Is a test that has as a propose to detect changes or abnormalities in the colon and rectum.
During a colonoscopy, a flexible tube is inserted into the rectum. This includes a tiny video camera at the top of the tube and allows the doctor to view/ evaluate the inside of the entire colon.
If necessary, polyps or other types of abnormal tissue can be removed through the scope during the procedure. Biopsies can be taken during a colonoscopy, usually Dr. will notify you any findings right after procedure is finalized.
A colonoscopy typically takes about 30 minutes to an hour.
Why Patients Need to Have it Done
Your PCP or Primary care physician may recommend a colonoscopy to:
- Obtain adequate information of any intestinal signs and symptoms that you may experience. Test can help explore and understand possible causes of your intestinal symptoms or problems.
- Screening for colon cancer
- Patients who had history of polyps removed in prior colonoscopies will be recommended by your GI doctor to repeat a colonoscopy periodically in order to reduce risk of colon cancer
What You Can Expect
- It is necessary to have someone to take you home after the procedure because it can take 6-8 hours or up to a day for the anesthetic to be completely metabolized by the body.
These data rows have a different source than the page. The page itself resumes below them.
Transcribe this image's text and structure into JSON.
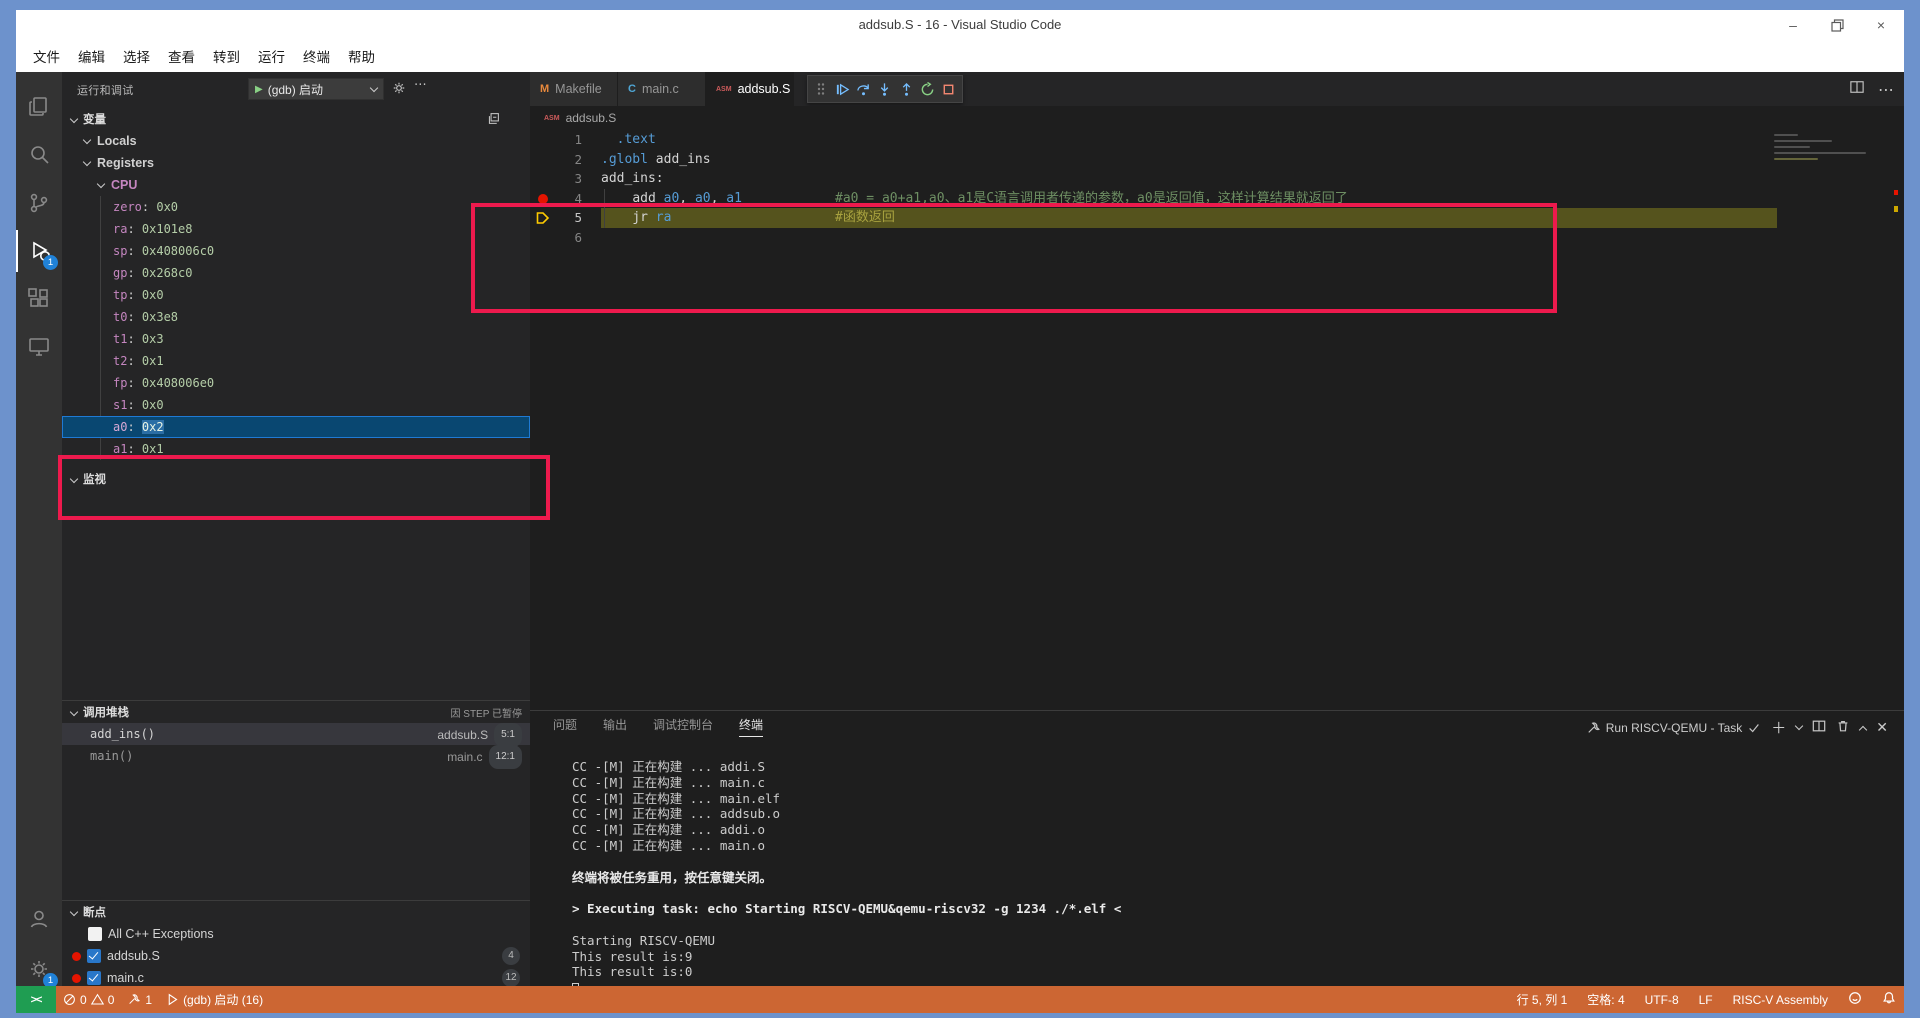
{
  "window": {
    "title": "addsub.S - 16 - Visual Studio Code"
  },
  "menubar": [
    "文件",
    "编辑",
    "选择",
    "查看",
    "转到",
    "运行",
    "终端",
    "帮助"
  ],
  "activity_bar": {
    "debug_badge": "1",
    "settings_badge": "1"
  },
  "debug_panel": {
    "header": "运行和调试",
    "launch_config": "(gdb) 启动",
    "variables_label": "变量",
    "locals_label": "Locals",
    "registers_label": "Registers",
    "cpu_label": "CPU",
    "registers": [
      {
        "name": "zero",
        "value": "0x0"
      },
      {
        "name": "ra",
        "value": "0x101e8"
      },
      {
        "name": "sp",
        "value": "0x408006c0"
      },
      {
        "name": "gp",
        "value": "0x268c0"
      },
      {
        "name": "tp",
        "value": "0x0"
      },
      {
        "name": "t0",
        "value": "0x3e8"
      },
      {
        "name": "t1",
        "value": "0x3"
      },
      {
        "name": "t2",
        "value": "0x1"
      },
      {
        "name": "fp",
        "value": "0x408006e0"
      },
      {
        "name": "s1",
        "value": "0x0"
      },
      {
        "name": "a0",
        "value": "0x2",
        "selected": true
      },
      {
        "name": "a1",
        "value": "0x1"
      }
    ],
    "watch_label": "监视",
    "call_stack": {
      "label": "调用堆栈",
      "status": "因 STEP 已暂停",
      "frames": [
        {
          "fn": "add_ins()",
          "file": "addsub.S",
          "pos": "5:1"
        },
        {
          "fn": "main()",
          "file": "main.c",
          "pos": "12:1"
        }
      ]
    },
    "breakpoints": {
      "label": "断点",
      "items": [
        {
          "label": "All C++ Exceptions",
          "checked": false,
          "dot": false,
          "count": ""
        },
        {
          "label": "addsub.S",
          "checked": true,
          "dot": true,
          "count": "4"
        },
        {
          "label": "main.c",
          "checked": true,
          "dot": true,
          "count": "12"
        }
      ]
    }
  },
  "editor": {
    "tabs": [
      {
        "label": "Makefile",
        "icon": "M",
        "icon_color": "#e8893c",
        "active": false
      },
      {
        "label": "main.c",
        "icon": "C",
        "icon_color": "#4fa6d5",
        "active": false
      },
      {
        "label": "addsub.S",
        "icon": "ASM",
        "icon_color": "#cc5b5b",
        "active": true
      }
    ],
    "breadcrumb": "addsub.S",
    "code": [
      {
        "num": "1",
        "gutter": "",
        "highlight": false,
        "tokens": [
          [
            "  ",
            "p"
          ],
          [
            ".text",
            "d"
          ]
        ],
        "comment": "",
        "comment_class": ""
      },
      {
        "num": "2",
        "gutter": "",
        "highlight": false,
        "tokens": [
          [
            ".globl",
            "d"
          ],
          [
            " add_ins",
            "p"
          ]
        ],
        "comment": "",
        "comment_class": ""
      },
      {
        "num": "3",
        "gutter": "",
        "highlight": false,
        "tokens": [
          [
            "add_ins:",
            "p"
          ]
        ],
        "comment": "",
        "comment_class": ""
      },
      {
        "num": "4",
        "gutter": "breakpoint",
        "highlight": false,
        "tokens": [
          [
            "    ",
            "p"
          ],
          [
            "add ",
            "p"
          ],
          [
            "a0",
            "r"
          ],
          [
            ", ",
            "p"
          ],
          [
            "a0",
            "r"
          ],
          [
            ", ",
            "p"
          ],
          [
            "a1",
            "r"
          ]
        ],
        "comment": "#a0 = a0+a1,a0、a1是C语言调用者传递的参数，a0是返回值，这样计算结果就返回了",
        "comment_class": "c"
      },
      {
        "num": "5",
        "gutter": "arrow",
        "highlight": true,
        "tokens": [
          [
            "    ",
            "p"
          ],
          [
            "jr ",
            "p"
          ],
          [
            "ra",
            "r"
          ]
        ],
        "comment": "#函数返回",
        "comment_class": "c5"
      },
      {
        "num": "6",
        "gutter": "",
        "highlight": false,
        "tokens": [],
        "comment": "",
        "comment_class": ""
      }
    ]
  },
  "panel": {
    "tabs": [
      "问题",
      "输出",
      "调试控制台",
      "终端"
    ],
    "active_tab": "终端",
    "task_label": "Run RISCV-QEMU - Task",
    "terminal": [
      {
        "text": "CC -[M] 正在构建 ... addi.S",
        "bold": false
      },
      {
        "text": "CC -[M] 正在构建 ... main.c",
        "bold": false
      },
      {
        "text": "CC -[M] 正在构建 ... main.elf",
        "bold": false
      },
      {
        "text": "CC -[M] 正在构建 ... addsub.o",
        "bold": false
      },
      {
        "text": "CC -[M] 正在构建 ... addi.o",
        "bold": false
      },
      {
        "text": "CC -[M] 正在构建 ... main.o",
        "bold": false
      },
      {
        "text": "",
        "bold": false
      },
      {
        "text": "终端将被任务重用，按任意键关闭。",
        "bold": true
      },
      {
        "text": "",
        "bold": false
      },
      {
        "text": "> Executing task: echo Starting RISCV-QEMU&qemu-riscv32 -g 1234 ./*.elf <",
        "bold": true
      },
      {
        "text": "",
        "bold": false
      },
      {
        "text": "Starting RISCV-QEMU",
        "bold": false
      },
      {
        "text": "This result is:9",
        "bold": false
      },
      {
        "text": "This result is:0",
        "bold": false
      }
    ]
  },
  "status_bar": {
    "errors": "0",
    "warnings": "0",
    "tasks": "1",
    "debug_status": "(gdb) 启动 (16)",
    "line_col": "行 5, 列 1",
    "indent": "空格: 4",
    "encoding": "UTF-8",
    "eol": "LF",
    "language": "RISC-V Assembly"
  },
  "colors": {
    "status_bar_debugging": "#cc6633",
    "annotation_red": "#ed1a4d",
    "selection_blue": "#094771",
    "debug_line_highlight": "#55531d",
    "remote_green": "#1f9d52",
    "breakpoint_red": "#e51400"
  }
}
You are not going to be able to drive or work for the rest of the day.
- If samples or polyp are removed during your colonoscopy, you may feel bloated or pass gas for a few hours after the exam, as you clear the air from your colon
- Small amount of blood with your first bowel movement is common after the procedure
- Consult your doctor in case that you experience:
- -Fever of 100 F
- -Clots or active bleeding persist after
- -Abdominal Pain
Procedures is considered negative or normal if no abnormalities are present inside of the colon. Usually on this cases physician may recommend repeat colonoscopy in 10 years.
A colonoscopy is considered positive if the doctor finds any polyps or abnormal tissue in the colon (inflammation or lesions).
Most polyps aren't cancerous, but some can be precancerous. Polyps removed during colonoscopy are sent to a laboratory for analysis to determine whether they are cancerous, precancerous or noncancerous. Depending on the size and number of polyps, you may need to follow a more rigorous screening schedule in the future.
How to Prepare
Prior your colonoscopy, you will need to prepare your colon. Any residue in your colon may compromise the outcome of the test, reason why is crucial that patients prepare properly. Instructions that patients' needs to follow:
- Diet restrictions two days prior colonoscopy
- Take a laxative and/or prep
- Adjust your medications. Remind your doctor of your medications at least a week before the exam — especially if you have diabetes, high blood pressure or heart problems or if you take medications or supplements that contain iron.
Important to mention your doctor if you take any kind of medications that thin the blood, such as Aspirin, Coumadin newer anticoagulants, such as Pradaxa Plavix or Xarelto, commonly used to reduce risk of blood clots or stroke.
You may need to adjust your dosages or stop taking the medications temporarily.
A colonoscopy as most of the surgical procedures poses few risks and complications.
Below you will se part of the most common complications of a colonoscopy:
- Adverse reaction to anesthetics that me be used during procedure
- Colon perforation